(Collected data)
------------------------------------------------

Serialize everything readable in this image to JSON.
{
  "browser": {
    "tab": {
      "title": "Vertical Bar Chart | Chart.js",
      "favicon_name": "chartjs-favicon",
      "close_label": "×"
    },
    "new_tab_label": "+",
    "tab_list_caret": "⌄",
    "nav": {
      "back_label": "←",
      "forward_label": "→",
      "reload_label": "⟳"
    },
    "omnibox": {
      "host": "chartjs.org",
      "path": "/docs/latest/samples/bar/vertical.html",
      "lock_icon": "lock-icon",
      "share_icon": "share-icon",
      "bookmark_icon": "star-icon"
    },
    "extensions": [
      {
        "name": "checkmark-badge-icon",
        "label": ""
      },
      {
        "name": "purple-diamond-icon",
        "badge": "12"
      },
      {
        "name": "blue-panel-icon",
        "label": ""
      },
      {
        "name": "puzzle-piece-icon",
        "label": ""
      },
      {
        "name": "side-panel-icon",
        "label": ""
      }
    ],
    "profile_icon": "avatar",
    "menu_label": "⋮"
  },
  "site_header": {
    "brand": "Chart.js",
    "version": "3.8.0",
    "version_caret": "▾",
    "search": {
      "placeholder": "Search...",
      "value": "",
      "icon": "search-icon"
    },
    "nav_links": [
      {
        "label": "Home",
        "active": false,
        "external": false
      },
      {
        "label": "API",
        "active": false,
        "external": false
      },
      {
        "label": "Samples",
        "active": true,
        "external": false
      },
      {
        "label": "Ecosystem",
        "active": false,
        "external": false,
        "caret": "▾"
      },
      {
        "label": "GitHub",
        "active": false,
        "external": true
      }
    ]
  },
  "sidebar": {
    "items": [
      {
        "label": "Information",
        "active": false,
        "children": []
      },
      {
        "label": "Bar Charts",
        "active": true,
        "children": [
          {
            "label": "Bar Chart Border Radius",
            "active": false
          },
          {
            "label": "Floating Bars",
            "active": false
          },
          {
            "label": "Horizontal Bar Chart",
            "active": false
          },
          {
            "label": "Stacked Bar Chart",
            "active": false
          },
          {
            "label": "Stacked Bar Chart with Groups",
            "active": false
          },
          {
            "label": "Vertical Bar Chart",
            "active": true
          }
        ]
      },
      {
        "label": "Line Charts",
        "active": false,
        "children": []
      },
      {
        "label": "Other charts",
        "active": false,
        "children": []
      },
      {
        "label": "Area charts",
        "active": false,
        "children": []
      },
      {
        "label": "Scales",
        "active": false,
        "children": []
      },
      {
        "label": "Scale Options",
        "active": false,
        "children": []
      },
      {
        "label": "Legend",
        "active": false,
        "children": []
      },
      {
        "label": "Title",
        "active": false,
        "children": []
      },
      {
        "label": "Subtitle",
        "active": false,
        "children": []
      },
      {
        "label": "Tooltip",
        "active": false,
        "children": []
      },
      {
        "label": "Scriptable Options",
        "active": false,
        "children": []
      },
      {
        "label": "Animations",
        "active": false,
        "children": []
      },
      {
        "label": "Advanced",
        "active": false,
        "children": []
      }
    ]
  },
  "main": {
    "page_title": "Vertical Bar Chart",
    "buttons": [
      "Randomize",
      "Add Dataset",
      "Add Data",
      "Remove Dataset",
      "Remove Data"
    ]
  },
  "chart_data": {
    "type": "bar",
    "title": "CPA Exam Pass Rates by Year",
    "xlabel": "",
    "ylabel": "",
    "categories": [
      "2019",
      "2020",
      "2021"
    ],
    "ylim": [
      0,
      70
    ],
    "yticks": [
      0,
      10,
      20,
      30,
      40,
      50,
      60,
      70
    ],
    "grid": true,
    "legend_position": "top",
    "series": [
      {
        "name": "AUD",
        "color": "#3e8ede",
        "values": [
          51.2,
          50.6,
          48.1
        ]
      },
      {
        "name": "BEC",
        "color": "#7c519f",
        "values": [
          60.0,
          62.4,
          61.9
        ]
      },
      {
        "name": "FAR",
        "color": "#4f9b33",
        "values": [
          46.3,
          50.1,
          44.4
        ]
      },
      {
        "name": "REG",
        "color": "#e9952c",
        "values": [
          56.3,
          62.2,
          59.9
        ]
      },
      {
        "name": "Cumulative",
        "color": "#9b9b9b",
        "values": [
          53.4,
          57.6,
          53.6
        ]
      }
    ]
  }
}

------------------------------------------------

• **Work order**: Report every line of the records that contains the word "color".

• **Task result**:
        "color": "#3e8ede",
        "color": "#7c519f",
        "color": "#4f9b33",
        "color": "#e9952c",
        "color": "#9b9b9b",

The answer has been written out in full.